• INSTRUCTIONS FOR THE TASK: In the records below, find every line with the word "Income" and copy it.

• SOURCE RECORDS:
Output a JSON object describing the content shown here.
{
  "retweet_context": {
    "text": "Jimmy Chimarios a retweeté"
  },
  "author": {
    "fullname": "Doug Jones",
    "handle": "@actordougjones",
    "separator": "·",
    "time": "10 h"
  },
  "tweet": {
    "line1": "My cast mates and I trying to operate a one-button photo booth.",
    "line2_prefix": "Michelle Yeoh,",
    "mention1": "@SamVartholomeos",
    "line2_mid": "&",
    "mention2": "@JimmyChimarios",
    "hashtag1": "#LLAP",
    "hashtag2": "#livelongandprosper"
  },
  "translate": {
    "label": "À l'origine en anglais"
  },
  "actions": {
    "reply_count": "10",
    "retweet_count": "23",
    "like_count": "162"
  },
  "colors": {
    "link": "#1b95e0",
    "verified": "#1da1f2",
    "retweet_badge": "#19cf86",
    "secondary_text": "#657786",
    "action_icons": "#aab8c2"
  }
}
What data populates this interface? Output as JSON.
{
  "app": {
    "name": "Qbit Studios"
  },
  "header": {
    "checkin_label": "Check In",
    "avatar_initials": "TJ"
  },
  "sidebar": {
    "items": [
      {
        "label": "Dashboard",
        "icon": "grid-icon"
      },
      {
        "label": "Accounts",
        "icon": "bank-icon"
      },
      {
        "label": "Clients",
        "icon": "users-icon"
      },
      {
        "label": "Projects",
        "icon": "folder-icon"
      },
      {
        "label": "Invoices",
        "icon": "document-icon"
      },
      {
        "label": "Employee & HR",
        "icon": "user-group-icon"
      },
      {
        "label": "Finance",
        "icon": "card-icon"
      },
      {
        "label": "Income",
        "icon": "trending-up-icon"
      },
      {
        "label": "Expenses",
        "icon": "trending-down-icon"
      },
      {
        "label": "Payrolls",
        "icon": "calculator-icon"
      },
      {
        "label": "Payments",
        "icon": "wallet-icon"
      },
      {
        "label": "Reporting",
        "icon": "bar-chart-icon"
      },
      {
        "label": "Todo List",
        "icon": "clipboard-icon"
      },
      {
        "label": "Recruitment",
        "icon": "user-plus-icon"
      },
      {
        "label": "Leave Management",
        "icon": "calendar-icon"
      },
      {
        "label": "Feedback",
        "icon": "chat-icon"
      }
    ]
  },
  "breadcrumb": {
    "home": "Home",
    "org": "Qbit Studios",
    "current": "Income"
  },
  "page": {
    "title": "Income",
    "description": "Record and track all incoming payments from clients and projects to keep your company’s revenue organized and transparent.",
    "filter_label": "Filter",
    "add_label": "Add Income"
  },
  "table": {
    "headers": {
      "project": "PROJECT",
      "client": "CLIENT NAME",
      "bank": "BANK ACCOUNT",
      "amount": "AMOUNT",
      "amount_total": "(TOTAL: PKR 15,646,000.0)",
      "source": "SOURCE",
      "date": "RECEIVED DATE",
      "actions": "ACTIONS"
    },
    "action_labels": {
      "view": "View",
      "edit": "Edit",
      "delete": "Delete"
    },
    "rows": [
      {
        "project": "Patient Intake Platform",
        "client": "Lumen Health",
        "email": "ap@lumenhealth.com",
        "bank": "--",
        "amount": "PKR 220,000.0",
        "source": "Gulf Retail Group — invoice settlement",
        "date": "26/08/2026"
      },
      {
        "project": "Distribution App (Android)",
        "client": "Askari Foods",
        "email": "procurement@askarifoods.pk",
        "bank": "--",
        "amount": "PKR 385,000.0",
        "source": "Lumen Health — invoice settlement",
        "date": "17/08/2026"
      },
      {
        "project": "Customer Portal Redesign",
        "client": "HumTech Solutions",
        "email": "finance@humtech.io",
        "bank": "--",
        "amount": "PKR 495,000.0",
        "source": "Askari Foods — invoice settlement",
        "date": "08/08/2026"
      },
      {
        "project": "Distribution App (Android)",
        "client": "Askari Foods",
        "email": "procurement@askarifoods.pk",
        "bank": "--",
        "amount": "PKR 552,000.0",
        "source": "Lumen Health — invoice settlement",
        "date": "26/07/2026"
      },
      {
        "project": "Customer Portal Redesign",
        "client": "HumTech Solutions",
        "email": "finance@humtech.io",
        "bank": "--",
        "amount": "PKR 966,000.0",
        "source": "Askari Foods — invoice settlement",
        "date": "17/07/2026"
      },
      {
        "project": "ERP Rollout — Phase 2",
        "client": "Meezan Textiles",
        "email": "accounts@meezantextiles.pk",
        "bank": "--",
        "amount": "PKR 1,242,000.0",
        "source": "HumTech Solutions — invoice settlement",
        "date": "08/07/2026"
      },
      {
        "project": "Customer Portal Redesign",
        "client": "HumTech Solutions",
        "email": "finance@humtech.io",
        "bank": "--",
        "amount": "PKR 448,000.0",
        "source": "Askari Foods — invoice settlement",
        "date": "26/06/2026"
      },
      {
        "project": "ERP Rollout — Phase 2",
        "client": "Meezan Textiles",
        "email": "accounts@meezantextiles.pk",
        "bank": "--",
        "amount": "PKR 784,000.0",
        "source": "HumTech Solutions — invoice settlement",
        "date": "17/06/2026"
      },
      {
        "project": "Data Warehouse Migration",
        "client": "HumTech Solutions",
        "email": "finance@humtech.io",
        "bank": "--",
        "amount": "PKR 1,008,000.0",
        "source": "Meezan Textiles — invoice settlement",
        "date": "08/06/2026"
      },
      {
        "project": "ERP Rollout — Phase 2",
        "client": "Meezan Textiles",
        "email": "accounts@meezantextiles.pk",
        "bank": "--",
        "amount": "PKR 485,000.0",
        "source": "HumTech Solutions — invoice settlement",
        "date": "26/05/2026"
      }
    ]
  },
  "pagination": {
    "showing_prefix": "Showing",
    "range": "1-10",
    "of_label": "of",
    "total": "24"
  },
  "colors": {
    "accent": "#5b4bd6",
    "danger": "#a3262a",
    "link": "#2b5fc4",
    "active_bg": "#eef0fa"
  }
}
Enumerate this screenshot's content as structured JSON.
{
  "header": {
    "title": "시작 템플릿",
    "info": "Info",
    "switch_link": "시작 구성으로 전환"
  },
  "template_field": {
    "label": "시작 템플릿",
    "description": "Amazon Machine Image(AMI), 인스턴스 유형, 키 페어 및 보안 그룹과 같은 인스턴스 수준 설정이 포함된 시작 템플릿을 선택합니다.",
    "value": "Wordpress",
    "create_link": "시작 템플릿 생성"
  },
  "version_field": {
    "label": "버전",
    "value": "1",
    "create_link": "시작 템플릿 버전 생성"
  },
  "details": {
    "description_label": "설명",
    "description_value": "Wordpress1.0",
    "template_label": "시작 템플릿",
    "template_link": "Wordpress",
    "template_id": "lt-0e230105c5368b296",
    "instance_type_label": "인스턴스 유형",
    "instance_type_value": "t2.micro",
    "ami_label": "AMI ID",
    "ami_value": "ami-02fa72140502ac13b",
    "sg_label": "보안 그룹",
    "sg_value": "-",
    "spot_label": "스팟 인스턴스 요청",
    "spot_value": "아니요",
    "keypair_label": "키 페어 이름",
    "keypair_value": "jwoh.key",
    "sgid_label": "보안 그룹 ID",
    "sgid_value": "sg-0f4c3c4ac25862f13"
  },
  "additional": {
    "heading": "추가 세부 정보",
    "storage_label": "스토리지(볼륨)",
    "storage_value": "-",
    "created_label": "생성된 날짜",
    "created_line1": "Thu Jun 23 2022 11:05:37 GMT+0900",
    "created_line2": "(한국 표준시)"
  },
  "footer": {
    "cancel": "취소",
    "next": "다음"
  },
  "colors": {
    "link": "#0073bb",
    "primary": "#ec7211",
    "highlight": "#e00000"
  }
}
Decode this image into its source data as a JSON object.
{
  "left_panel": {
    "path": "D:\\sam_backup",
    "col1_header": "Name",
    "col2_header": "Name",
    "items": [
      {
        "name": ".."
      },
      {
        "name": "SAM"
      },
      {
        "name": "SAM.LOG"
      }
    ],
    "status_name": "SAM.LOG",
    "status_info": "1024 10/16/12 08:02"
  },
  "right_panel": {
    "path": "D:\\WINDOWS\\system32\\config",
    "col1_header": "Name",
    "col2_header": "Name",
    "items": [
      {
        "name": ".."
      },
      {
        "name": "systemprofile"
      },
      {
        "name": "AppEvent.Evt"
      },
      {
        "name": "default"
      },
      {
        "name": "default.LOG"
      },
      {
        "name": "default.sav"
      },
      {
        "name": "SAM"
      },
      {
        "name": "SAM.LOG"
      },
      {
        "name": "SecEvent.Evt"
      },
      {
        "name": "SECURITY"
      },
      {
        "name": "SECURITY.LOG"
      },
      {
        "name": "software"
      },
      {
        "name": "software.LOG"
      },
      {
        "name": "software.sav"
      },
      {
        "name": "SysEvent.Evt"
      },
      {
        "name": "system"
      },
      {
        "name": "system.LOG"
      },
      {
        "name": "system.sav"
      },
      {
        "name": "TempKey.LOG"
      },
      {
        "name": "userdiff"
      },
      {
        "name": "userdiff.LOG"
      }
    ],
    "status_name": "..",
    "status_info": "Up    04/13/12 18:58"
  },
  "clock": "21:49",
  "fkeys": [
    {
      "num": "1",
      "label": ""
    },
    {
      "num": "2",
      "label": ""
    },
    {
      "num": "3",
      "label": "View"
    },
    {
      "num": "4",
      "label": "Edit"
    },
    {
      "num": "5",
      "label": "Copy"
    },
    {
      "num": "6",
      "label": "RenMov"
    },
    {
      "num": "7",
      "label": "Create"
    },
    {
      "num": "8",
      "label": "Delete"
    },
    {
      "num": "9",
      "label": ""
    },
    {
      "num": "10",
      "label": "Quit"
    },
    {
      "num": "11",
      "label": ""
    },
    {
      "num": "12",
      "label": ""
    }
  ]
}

• RESPONSE BOX:
        "label": "Income",
    "current": "Income"
    "title": "Income",
    "add_label": "Add Income"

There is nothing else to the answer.